The level of craftsmanship on display is easily matched by imagination at a show like SEMA.
These wild ideas extend to all genres, evidenced by this Super Trofeo-kitted street legal Lamborghini Huracán, complete with the Sheepey Race treatment. Completely outrageous but right at home at the SEMA Show.Clean & Simple
Of course, not everything at the show is completely unobtainable. There were plenty of really clean cars at SEMA that wouldn’t necessarily cost your first-born to get your hands on, and make really good sense to boot.
Outside, I noticed this 13B-powered RX-7 in one of the show lots adjacent to the main halls. Every time I see one built, I can’t help but think that the FB/SA is a really under-appreciated platform.
Back inside at the Holley booth I spotted Tom Bailey’s twin turbo Coyote 5.0-swapped Ford Talladega. It’s not a showstopper so to speak, but instead makes use of clean and simple execution to get its point across.
The best part of this car is the fact that the 1969 Torino Talladega is really a NASCAR-bred homologation special from Ford, with less than 800 ever being built. Tom said he had the car set up specifically for burnouts, so I know who I’ll be calling next time I’m in Detroit…

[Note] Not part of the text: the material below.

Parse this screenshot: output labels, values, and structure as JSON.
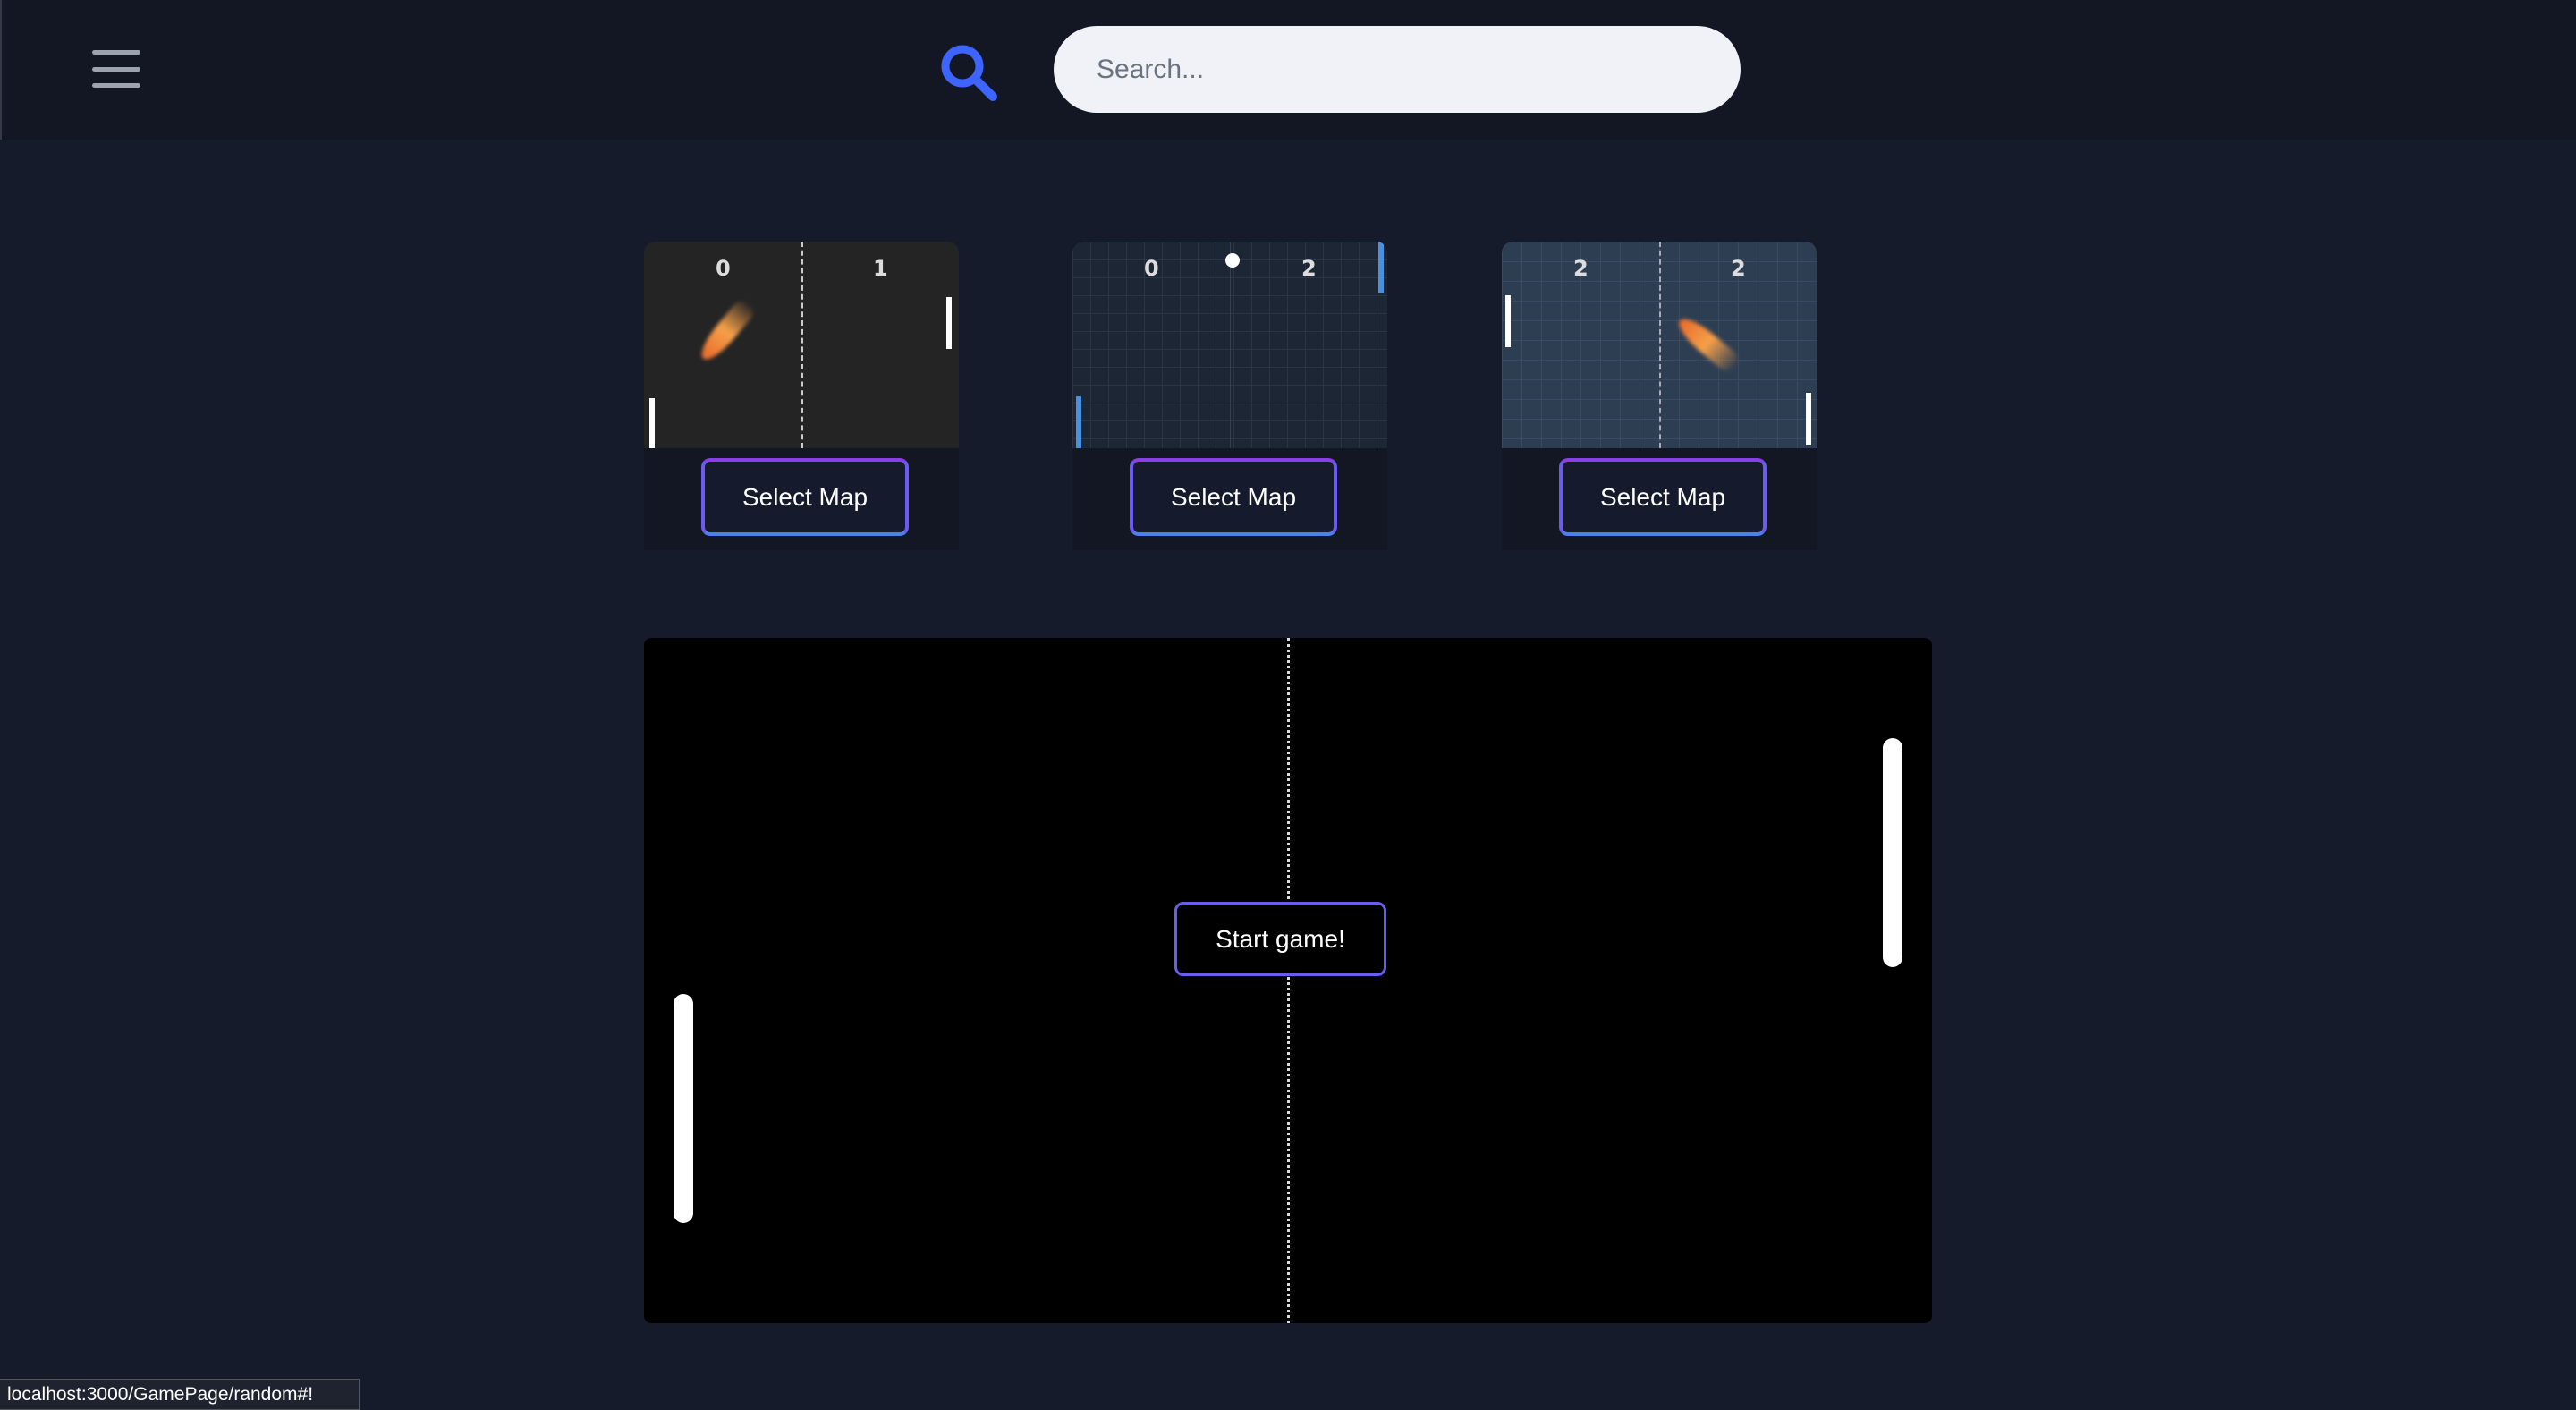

It was cool to see the trend of SEMA excess perhaps being dialed back a bit, with a number of cars that stood out because of their build quality and attention to detail rather than by hopping on the latest hype train.
When it comes to power plants there’s really no shortage of options at SEMA, and in all honesty, I sometimes didn’t even have the words to describe what my eyes were seeing.
In my opinion we’ve already covered a number of what I believe to be the best engine bays from the show in other stories, some in quite extensive detail, so you’ll probably recognize the first few builds in the gallery below.
If not, head into the archives to see what you missed from the 2018 SEMA Show.Bays For Days